Extracted records
====================
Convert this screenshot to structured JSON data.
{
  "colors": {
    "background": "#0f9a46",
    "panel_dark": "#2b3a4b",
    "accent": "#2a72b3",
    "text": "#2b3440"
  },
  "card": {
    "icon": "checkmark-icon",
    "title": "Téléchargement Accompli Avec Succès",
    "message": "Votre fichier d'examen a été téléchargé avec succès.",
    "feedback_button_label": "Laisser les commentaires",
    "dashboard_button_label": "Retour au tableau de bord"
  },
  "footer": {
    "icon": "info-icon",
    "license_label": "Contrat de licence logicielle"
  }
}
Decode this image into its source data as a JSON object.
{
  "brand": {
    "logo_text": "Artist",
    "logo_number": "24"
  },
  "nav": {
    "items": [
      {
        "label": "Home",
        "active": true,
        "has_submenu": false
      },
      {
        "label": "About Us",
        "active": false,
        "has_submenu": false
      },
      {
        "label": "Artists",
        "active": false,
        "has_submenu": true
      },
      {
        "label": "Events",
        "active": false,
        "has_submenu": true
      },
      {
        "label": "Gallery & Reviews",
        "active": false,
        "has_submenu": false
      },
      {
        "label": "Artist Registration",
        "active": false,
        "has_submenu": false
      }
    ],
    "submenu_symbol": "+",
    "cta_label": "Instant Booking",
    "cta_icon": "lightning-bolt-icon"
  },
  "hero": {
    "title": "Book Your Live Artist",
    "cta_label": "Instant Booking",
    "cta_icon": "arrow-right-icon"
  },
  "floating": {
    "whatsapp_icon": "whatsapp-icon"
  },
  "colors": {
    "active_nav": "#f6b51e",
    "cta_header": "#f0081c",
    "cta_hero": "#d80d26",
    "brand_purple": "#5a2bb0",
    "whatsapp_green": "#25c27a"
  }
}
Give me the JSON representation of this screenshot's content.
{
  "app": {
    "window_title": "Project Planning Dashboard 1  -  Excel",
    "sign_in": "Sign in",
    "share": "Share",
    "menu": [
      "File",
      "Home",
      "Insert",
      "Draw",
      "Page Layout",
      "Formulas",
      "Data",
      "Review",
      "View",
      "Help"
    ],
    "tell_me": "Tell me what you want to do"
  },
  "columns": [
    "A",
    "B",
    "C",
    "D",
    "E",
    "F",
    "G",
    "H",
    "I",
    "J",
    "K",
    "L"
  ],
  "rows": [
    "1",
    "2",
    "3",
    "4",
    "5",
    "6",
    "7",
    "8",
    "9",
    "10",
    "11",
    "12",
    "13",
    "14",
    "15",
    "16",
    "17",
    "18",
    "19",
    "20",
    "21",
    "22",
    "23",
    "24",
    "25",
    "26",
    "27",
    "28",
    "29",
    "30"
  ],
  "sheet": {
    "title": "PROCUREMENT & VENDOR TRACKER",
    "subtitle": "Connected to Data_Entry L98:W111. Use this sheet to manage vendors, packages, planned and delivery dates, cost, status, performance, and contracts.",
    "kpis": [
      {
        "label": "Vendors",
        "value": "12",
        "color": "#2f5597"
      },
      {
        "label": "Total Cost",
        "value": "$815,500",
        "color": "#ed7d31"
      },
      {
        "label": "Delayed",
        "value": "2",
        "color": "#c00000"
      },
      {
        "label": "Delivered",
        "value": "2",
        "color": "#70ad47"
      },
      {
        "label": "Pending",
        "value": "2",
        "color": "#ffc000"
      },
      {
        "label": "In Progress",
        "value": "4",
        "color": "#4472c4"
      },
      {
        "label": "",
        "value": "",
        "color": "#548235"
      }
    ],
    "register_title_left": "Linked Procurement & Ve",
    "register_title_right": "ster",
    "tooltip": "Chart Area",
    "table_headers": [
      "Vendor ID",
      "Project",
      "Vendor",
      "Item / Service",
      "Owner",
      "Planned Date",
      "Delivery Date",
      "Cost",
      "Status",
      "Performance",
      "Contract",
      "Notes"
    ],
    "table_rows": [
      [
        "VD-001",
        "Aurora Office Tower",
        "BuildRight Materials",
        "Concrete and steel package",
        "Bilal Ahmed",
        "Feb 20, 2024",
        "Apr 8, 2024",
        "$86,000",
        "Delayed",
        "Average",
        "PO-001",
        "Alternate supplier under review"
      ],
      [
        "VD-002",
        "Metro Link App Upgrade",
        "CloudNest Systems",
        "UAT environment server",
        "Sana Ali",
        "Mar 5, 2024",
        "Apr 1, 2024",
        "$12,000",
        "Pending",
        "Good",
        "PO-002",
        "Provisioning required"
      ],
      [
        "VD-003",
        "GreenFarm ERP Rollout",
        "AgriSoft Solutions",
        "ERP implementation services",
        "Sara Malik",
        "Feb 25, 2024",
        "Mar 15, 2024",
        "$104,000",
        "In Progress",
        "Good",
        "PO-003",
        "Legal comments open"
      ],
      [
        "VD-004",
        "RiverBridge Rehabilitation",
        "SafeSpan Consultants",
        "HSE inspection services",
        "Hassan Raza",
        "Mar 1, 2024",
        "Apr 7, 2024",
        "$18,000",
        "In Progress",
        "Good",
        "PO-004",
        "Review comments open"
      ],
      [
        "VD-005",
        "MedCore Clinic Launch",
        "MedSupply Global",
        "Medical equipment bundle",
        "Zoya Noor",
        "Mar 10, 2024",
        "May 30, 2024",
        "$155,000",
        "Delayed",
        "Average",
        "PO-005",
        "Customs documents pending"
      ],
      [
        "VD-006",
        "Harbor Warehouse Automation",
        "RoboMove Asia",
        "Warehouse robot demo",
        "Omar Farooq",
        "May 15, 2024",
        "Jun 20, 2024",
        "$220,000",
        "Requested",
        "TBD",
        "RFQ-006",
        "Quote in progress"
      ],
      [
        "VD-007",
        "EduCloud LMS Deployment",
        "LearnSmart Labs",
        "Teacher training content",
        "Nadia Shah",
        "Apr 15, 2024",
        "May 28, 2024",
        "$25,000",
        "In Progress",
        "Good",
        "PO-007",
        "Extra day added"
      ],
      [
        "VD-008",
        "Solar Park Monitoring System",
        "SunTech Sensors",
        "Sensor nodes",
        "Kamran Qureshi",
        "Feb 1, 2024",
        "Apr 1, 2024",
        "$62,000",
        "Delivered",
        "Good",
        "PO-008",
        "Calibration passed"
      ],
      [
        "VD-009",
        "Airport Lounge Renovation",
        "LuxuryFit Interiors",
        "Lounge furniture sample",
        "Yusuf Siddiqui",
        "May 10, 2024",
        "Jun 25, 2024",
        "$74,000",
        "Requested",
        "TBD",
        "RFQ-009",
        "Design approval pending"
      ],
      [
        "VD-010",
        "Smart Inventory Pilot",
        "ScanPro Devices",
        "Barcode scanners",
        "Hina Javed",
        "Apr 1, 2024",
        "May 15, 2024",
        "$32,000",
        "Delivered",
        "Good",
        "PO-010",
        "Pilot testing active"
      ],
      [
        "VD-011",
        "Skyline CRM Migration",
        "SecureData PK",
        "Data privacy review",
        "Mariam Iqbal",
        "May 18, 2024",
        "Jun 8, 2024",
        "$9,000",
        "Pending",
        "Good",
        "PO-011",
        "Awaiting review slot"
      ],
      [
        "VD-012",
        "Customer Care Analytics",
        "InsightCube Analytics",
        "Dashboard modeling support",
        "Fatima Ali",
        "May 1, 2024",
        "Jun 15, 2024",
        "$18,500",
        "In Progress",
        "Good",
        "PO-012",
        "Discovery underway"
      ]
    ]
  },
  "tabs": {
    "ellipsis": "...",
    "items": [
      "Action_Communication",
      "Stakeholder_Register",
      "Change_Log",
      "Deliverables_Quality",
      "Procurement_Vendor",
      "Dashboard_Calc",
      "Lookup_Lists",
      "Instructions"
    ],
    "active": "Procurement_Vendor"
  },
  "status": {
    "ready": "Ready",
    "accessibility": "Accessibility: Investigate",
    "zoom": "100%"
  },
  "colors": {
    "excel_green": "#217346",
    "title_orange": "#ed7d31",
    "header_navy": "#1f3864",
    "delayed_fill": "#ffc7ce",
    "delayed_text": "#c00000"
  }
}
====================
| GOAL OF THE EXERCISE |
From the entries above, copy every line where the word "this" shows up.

| EXERCISE ANSWER |
Convert this screenshot to structured JSON data.
Decode this image into its source data as a JSON object.
Give me the JSON representation of this screenshot's content.
    "subtitle": "Connected to Data_Entry L98:W111. Use this sheet to manage vendors, packages, planned and delivery dates, cost, status, performance, and contracts.",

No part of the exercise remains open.